One of the most requested tasks when managing 3D scanning data is the conversion of point clouds into more practical triangular meshes. Here is a step-by-step guide for transforming a raw point cloud into a colored mesh.
Let's start from a colored point cloud (typical output of many 3D scanning devices), each point has just color and no normal information. The example dataset that we will use is a medium sized dataset of 9 millions of points. Typical issues of such a dataset dataset: it is non uniform (comes from an integration of different datasets), has some strongly biased error (alignment error, some problem during data integration), it comes without normals (hard to be shaded).
As a first step we reduce a bit the dataset in order to have amore manageable dataset. Many different options here. Having a nicely spaced subsampling is a good way to make some computation in a faster way. The Sampling->Poisson Disk Sampling filter is a good option. While it was designed to create Poisson disk samples over a mesh, it is able to also compute Poisson disk subsampling of a given point cloud (remember to check the 'subsampling' boolean flag). For the curious ones, it uses an algorithm very similar to the dart throwing paper presented at EGSR2009 (except that we have released code for such an algorith long before the publication of this article :) ). In the invisible side figure a Poisson disk subsampling of just 66k vertices.
- Normal Reconstruction
Currently inside MeshLab the construction of normals for a point cloud is not particularly optimized (I would not apply it over 9M point cloud) so starting from smaller mesh can give better, faster results. You can use this small point cloud to issue a fast surface reconstruction (using Remeshing->Poisson surface reconstruction) and then transfer the normals of this small rough surface to the original point cloud. Obviously in this way the full point cloud will have a normal field that is by far smoother than necessary, but this is not an issue for most surface reconstruction algorithms (but it is an issue if you want to use these normals for shading!).
- Surface reconstruction
Once rough normals are available Poisson surface reconstruction is a good choice. Using the original point cloud with the computed normals we build a surface at the highest resolution (recursion level 11). Roughly clean it removing large faces filter, and eventually simplify it a bit (remove 30% of the faces) using classical Remeshing->Quadric edge collapse simplification filter (many implicit surface filters rely on marching cube like algorithms and leave useless tiny triangles).

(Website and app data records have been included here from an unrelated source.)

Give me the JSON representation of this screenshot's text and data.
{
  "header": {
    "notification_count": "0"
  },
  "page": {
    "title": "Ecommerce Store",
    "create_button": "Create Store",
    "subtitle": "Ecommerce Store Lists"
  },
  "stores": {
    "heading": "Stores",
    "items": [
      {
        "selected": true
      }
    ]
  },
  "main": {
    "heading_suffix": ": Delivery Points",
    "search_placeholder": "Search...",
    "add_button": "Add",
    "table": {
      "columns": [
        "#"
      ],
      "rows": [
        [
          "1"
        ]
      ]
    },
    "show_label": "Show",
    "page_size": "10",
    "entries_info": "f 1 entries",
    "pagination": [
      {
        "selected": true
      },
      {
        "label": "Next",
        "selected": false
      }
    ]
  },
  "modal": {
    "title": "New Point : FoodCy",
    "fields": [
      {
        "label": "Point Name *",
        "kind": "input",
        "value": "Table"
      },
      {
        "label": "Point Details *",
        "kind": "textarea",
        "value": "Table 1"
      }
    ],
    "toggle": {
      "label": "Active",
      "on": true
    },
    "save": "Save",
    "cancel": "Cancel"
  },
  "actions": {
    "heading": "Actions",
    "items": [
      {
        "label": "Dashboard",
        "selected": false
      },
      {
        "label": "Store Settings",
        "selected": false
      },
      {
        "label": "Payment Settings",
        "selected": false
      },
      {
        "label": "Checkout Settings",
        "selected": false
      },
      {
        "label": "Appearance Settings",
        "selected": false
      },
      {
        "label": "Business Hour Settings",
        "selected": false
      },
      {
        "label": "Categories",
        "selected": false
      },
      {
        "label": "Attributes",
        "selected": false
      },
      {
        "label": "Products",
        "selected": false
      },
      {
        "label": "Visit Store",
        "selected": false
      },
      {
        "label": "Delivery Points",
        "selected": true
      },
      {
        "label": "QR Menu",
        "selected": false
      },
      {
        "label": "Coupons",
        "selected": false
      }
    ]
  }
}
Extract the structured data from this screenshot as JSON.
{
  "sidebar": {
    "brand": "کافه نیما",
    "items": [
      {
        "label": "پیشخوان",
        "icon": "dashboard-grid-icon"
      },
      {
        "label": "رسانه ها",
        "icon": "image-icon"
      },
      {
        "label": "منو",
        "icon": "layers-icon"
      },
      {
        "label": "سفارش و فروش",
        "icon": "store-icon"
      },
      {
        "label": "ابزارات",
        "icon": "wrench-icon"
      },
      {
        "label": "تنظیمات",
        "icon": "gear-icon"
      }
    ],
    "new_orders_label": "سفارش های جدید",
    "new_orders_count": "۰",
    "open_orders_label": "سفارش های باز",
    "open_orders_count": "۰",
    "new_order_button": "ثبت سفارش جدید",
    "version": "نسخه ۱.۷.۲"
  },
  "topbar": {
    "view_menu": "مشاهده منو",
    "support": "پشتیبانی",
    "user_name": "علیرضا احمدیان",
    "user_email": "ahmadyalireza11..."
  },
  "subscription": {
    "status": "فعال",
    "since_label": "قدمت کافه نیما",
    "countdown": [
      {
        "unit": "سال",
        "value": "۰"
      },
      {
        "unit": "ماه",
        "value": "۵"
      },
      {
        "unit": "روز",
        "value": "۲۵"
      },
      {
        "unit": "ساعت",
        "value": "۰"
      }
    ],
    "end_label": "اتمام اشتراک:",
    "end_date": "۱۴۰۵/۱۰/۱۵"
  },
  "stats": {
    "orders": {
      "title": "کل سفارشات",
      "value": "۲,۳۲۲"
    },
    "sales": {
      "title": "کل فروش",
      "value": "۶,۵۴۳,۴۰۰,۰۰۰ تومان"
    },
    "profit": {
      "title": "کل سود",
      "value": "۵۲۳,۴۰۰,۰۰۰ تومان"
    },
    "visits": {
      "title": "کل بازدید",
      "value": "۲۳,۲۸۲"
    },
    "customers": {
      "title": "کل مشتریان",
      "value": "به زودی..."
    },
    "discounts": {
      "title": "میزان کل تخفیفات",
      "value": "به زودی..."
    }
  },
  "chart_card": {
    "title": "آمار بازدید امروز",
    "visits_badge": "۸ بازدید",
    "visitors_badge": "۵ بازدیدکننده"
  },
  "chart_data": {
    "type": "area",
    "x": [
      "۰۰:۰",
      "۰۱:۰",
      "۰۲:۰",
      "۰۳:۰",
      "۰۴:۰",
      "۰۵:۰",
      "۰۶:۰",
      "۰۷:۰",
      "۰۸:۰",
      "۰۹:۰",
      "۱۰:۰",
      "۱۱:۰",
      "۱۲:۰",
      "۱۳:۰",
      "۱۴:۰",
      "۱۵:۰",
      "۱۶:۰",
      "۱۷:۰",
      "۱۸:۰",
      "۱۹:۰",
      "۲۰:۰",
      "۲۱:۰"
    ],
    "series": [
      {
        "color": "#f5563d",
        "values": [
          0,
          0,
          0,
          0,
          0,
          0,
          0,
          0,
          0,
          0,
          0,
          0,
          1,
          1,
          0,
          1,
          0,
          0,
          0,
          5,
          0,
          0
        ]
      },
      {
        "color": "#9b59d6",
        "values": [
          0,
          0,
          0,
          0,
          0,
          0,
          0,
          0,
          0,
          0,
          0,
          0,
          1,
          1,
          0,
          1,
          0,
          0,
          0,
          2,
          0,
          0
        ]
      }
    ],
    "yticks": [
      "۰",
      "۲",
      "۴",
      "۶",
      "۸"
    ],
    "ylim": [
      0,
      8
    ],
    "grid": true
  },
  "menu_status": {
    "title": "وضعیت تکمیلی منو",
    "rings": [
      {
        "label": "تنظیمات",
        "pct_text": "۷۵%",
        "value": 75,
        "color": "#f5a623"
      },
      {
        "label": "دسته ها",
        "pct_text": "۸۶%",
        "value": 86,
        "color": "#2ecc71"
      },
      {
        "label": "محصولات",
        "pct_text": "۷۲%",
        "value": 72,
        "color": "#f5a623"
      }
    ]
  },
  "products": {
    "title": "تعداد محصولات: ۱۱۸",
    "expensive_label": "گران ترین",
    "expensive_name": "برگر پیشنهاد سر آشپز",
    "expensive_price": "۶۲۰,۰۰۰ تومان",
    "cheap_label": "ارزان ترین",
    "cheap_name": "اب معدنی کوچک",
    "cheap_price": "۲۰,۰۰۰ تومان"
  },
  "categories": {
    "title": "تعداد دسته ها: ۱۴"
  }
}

- Recovering original color
Here we have two options, recovering color as a texture or recovering color as per-vertex color. Here we go for the latter, leaving the former to a next post where we will go in more details on the new automatic parametrization stuff that we are adding in MeshLab. Obviously if you store color onto vertexes you need to have a very dense mesh, more or less of the same magnitudo of the original point cloud, so probably refining large faces a bit could be useful. After refining the mesh you simply transfer the color attribute from the original point cloud to the reconstructed surface using the vertex attribute transfer filter.
- Cleaning up and assessing
The vertex attribute transfer filter uses a simple closest point heuristic to match the points between the two meshes. As a side product it can store (in the all-purpose per-vertex scalar quality) the distance of the matching points. Now just selecting the faces having vertices whose distance is larger than a given threshold we can easily remove the redundant faces created by the Poisson Surface Reconstruction.
This pipeline is only one of the many possible way of ending up into a nice mesh. For example different choices could have been done for step 2/3. There are reconstruction algorithms that do not need surface normals, like for example the "Voronoi Filtering" that is an interpolating reconstruction algorithm (e.g. it build up only triangles on the given input points) but usually these filters works better on very clean datasets, without noise or alignment errors. Otherwise on noisy datasets it is easy that they create a lot of non manifold situations. Final thanks to Denis Pitzalis for providing me this nice dataset of a Cypriot theater.